Interface dataset entries
____

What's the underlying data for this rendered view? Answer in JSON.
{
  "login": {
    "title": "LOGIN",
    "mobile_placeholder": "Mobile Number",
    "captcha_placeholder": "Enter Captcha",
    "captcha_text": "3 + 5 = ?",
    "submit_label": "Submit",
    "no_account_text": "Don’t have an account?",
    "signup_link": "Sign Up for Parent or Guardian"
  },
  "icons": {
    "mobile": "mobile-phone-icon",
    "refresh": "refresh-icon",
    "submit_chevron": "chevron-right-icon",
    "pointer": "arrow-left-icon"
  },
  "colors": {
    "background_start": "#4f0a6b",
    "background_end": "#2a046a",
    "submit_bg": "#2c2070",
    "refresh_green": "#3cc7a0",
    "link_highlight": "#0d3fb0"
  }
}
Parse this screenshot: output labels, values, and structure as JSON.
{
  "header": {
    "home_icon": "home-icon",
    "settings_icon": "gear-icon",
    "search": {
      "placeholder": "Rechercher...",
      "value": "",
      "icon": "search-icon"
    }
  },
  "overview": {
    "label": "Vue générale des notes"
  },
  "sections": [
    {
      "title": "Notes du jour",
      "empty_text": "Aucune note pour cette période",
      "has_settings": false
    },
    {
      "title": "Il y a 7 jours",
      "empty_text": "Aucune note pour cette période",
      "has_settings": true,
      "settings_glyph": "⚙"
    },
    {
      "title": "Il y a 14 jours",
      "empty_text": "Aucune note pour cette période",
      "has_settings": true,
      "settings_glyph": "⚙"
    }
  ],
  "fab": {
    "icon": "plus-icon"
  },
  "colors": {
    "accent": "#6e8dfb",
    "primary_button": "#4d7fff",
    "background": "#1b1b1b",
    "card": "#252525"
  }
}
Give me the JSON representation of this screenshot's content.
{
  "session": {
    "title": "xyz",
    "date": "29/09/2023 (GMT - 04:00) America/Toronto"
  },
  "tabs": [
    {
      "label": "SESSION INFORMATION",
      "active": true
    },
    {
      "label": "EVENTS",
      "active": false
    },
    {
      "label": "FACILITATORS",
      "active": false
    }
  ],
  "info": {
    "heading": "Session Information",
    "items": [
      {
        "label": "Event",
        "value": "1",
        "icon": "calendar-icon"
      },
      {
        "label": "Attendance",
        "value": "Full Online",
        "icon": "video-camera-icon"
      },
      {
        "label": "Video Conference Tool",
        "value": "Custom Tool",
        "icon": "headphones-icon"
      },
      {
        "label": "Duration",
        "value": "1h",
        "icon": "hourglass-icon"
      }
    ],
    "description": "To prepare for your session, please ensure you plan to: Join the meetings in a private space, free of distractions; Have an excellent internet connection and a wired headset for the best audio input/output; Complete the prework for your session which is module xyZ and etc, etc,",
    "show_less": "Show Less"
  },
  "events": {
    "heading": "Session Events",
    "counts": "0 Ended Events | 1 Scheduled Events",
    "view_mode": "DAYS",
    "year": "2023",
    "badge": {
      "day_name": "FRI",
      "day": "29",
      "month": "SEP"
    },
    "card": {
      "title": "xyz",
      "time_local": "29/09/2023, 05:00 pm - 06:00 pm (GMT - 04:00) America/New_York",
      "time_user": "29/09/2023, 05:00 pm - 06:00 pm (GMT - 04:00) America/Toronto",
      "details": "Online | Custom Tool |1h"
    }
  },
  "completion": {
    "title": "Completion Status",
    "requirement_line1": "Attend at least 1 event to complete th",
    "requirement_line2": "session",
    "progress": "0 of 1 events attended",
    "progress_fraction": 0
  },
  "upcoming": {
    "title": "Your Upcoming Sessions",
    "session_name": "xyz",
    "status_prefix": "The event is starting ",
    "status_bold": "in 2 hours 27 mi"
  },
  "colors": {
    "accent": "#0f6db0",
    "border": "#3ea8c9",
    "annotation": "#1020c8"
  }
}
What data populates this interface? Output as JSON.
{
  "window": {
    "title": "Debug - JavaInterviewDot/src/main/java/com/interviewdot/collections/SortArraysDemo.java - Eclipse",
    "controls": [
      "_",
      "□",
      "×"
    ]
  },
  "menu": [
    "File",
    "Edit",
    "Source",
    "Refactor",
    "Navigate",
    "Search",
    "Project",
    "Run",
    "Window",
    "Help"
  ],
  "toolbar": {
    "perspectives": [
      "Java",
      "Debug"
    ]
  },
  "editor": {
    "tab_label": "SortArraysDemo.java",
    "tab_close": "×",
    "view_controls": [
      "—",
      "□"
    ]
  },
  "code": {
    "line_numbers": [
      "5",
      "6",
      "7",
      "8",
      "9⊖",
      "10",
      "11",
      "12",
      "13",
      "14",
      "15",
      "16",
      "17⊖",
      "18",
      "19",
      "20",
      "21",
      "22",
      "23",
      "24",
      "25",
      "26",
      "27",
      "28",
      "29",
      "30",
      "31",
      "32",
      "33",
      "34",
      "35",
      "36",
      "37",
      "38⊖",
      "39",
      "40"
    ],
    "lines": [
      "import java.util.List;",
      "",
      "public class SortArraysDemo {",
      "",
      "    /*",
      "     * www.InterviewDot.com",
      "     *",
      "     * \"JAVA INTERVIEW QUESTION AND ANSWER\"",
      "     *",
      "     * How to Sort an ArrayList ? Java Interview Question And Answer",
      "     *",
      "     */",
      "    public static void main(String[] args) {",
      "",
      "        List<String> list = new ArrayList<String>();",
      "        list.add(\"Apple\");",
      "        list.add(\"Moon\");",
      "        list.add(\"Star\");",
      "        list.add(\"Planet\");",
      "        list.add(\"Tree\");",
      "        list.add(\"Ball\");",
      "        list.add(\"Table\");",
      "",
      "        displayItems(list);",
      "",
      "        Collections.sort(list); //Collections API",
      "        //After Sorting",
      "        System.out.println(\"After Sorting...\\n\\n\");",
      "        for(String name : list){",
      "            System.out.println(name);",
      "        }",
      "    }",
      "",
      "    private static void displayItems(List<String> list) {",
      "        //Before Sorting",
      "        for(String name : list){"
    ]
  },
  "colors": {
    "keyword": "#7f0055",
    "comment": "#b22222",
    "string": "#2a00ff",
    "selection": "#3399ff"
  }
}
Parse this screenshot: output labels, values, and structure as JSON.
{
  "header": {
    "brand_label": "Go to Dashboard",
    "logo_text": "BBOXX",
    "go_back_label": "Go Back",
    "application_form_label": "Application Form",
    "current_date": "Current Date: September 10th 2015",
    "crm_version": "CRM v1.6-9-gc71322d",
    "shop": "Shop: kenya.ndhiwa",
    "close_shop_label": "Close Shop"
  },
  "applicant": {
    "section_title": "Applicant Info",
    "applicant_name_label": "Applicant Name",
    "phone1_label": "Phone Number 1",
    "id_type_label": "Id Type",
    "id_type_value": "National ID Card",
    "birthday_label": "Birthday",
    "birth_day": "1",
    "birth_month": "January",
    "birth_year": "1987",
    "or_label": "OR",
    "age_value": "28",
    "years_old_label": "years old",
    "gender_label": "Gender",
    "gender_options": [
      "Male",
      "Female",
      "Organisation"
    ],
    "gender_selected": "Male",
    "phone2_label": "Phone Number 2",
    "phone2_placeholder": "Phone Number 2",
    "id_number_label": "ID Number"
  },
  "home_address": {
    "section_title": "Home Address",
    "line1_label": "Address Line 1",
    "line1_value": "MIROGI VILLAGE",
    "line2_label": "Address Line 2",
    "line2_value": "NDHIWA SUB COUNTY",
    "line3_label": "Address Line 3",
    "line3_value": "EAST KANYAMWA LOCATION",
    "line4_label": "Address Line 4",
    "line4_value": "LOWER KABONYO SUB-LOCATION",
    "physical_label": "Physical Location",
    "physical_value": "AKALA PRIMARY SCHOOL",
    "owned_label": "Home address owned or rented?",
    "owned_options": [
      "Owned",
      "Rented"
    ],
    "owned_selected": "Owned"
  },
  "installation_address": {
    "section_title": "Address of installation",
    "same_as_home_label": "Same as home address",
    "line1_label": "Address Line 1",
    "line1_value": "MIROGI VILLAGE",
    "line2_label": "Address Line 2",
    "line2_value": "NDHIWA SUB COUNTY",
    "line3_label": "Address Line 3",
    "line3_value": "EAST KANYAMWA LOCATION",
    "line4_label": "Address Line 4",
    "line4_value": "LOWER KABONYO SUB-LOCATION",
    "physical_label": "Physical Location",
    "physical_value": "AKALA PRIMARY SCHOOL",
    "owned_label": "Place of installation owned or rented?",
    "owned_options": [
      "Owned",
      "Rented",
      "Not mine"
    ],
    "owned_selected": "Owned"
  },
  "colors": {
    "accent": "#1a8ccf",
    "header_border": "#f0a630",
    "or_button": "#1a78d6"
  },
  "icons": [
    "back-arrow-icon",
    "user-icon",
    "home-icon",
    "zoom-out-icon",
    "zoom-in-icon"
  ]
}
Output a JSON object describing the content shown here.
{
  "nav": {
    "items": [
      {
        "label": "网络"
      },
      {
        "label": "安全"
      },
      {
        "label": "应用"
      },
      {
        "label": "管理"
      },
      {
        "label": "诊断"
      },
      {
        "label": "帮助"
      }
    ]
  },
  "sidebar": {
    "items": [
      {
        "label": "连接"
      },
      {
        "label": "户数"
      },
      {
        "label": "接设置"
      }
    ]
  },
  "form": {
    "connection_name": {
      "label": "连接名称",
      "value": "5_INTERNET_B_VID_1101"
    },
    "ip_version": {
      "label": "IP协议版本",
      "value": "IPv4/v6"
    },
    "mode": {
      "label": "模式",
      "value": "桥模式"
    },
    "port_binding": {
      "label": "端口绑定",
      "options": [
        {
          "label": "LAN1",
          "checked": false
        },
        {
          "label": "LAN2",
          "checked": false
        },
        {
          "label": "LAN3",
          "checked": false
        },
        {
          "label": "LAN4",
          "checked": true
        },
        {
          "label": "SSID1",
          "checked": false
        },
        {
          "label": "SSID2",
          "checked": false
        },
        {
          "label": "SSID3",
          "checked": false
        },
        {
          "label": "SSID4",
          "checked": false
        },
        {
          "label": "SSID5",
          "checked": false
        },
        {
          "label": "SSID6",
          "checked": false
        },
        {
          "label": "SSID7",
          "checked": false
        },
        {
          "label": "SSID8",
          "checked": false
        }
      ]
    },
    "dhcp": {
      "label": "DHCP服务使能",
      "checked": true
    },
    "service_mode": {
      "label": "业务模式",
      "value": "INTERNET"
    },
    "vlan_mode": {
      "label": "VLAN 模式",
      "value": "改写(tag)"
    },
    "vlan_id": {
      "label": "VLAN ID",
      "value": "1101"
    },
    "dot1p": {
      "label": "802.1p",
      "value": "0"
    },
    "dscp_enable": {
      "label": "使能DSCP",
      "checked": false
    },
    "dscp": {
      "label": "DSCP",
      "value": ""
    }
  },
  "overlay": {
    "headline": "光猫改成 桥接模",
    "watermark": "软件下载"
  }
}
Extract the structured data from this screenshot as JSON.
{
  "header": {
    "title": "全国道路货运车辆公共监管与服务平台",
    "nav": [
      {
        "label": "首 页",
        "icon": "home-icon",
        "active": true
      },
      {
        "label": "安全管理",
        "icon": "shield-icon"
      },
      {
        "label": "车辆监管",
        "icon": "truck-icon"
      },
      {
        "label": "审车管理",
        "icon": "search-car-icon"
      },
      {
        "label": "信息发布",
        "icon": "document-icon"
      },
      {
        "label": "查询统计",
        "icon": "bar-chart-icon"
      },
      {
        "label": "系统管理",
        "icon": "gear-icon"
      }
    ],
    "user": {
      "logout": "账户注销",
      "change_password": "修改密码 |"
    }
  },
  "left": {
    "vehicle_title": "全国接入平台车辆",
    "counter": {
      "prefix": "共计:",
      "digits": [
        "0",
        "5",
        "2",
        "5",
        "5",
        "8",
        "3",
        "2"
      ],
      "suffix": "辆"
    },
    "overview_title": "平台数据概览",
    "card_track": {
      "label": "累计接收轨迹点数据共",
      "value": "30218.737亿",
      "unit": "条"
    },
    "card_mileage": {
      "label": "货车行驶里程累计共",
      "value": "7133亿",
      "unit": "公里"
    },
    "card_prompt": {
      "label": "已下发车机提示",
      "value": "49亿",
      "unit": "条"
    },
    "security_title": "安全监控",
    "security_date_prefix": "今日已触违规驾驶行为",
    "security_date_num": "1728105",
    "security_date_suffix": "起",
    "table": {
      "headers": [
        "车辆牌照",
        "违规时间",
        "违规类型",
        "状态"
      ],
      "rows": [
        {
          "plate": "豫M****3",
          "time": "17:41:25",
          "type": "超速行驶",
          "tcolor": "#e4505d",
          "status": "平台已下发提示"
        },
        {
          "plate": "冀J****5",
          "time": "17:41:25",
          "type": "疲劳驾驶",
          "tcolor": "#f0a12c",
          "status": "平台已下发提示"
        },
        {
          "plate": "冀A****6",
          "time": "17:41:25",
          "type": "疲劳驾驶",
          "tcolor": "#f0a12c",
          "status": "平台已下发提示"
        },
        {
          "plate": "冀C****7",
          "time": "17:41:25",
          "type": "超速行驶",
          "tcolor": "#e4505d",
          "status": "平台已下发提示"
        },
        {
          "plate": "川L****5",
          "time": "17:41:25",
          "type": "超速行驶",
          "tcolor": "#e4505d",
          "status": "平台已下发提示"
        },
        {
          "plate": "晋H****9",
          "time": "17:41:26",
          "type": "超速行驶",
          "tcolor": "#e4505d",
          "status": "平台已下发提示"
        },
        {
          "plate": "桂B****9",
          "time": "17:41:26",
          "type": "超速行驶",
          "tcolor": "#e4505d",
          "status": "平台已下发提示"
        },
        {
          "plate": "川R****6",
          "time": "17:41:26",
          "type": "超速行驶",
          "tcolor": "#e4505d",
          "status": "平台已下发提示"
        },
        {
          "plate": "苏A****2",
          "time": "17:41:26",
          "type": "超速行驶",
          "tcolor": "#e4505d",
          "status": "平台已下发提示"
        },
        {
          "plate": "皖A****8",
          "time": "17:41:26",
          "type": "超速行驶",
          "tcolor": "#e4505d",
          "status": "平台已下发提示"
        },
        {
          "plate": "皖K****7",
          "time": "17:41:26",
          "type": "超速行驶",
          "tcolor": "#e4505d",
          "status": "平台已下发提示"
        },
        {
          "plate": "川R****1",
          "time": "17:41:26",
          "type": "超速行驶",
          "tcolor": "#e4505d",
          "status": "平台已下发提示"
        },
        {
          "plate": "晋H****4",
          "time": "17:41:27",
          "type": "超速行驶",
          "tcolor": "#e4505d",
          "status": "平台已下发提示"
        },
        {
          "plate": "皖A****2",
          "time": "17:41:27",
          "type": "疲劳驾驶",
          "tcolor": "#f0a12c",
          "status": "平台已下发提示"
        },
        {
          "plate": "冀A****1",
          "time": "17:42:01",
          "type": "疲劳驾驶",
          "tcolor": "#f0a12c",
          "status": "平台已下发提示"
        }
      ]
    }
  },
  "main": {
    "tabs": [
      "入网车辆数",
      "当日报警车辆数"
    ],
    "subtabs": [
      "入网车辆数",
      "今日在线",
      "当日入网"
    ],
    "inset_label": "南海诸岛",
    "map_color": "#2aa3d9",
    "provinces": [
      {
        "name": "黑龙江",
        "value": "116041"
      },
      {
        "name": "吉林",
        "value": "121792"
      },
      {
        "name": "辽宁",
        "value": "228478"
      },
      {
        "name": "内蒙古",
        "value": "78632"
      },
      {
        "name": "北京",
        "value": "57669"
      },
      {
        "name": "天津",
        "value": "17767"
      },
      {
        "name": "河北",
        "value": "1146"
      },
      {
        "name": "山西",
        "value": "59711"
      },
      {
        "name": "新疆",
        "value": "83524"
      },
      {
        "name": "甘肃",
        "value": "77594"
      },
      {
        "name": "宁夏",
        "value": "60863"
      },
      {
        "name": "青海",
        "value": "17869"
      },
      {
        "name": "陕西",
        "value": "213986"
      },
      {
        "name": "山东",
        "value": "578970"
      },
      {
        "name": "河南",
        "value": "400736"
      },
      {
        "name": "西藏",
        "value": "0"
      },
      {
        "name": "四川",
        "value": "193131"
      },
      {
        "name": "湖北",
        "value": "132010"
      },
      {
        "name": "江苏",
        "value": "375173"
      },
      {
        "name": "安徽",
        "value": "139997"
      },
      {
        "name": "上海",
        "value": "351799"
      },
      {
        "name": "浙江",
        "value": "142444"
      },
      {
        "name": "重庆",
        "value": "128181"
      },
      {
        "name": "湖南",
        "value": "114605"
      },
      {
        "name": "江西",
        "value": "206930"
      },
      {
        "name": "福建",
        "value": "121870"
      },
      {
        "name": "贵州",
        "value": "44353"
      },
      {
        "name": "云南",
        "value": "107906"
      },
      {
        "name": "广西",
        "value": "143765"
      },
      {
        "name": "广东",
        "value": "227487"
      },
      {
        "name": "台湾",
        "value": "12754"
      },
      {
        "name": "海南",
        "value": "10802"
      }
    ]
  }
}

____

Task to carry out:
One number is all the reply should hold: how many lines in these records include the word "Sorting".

Answer below:
3